And she offers her services for free.
We sat down with Kennedy at a Portland coffee shop this week to find out more.
Lauren Smith Kennedy is a Maine photographer specializing in end-of-life pet photography. Top left photo credit: Troy Bennett; other photos courtesy of Lauren Smith Kennedy
Q: The last time we talked, you were setting up tiny, elaborate photo sets for your neighborhood chipmunks to walk into. How did you go from there to end-of-life pet portraits?
A: The loss of my own cat, Tilly, had a huge impact on my life. It was a traumatic and freak accident. She was the most wonderful cat you could ask for. It really impacted my mental health. I lost my passion for photography after that. Then, I had a friend whose dog was about to be put down and I just reached out to them and asked if these people would want any photos — and they said yes.
Q: And then word got out?
Q: That video has more than a half-million views now I think.
A: I don’t know what the definition of viral is but it was very well received and it all took off from there. I was like: I completely want to do this. Since I started this spring, I’ve probably done 30 shoots.
Lauren Smith Kennedy is a Maine photographer specializing in end-of-life pet photography. Courtesy of Lauren Smith Kennedy
Q: And you really don’t charge anything for these pictures?
A: Yes. It’s free. This is not a business. I don’t believe in profiting off of people’s grief. I want this service to be accessible to all. If someone is reaching out, that means they have a deep love for their pet. I wish I could say yes to everyone. I have people offering to fly me out to California, to Nova Scotia. I have folks coming up here from New York City. I just had someone come from Pennsylvania.
Q: How do you get through these sessions? Aren’t they incredibly sad?
A: I’m not heartless. I have to go into these sessions a little disconnected. I’m always asked how I get through these without sobbing. It’s not that I don’t feel grief or sadness. It’s that I’m there to do a job, to honor the life of an animal. If I put my own emotion into it, and take up space, it wouldn’t do anything to help. I’m there for those people, to honor a life, to capture love.

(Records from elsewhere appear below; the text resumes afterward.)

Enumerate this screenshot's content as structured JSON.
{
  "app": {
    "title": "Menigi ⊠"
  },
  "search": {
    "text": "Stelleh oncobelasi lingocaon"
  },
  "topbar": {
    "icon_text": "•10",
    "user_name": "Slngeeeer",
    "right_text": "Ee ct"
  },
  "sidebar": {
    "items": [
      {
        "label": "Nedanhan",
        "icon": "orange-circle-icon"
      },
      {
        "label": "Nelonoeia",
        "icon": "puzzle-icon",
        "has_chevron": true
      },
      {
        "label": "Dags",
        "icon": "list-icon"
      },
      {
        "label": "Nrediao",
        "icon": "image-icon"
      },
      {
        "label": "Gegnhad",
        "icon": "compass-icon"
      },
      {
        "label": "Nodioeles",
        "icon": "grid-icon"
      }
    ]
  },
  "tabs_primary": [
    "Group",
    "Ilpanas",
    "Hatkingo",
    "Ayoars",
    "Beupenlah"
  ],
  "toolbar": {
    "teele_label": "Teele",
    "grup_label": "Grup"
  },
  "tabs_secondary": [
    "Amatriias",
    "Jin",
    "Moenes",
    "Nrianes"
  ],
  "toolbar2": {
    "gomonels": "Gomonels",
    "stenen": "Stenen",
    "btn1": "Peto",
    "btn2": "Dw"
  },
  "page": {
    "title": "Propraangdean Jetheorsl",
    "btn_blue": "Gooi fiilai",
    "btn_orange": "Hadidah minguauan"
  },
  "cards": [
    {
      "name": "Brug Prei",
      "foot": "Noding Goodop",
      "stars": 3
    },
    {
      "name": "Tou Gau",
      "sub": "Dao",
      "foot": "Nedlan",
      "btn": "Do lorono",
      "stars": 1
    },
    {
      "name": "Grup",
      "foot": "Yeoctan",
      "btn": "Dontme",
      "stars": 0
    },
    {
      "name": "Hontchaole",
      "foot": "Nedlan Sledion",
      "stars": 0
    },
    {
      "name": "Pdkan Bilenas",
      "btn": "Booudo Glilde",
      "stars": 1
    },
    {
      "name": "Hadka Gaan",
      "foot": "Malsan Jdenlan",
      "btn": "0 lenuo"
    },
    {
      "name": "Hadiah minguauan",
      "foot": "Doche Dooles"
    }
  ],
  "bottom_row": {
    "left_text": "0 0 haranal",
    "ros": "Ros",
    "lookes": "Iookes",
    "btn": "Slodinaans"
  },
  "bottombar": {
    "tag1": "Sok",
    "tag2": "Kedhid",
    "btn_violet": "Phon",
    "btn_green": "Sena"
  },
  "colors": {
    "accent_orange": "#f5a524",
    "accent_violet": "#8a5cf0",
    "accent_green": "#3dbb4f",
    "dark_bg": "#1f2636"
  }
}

Q: Did you get another cat?
A: I did. His name is Percy. I got him at the Greater Portland Animal Refuge League. He’s a saving grace. He’s my little best friend and helped me heal so much — so much.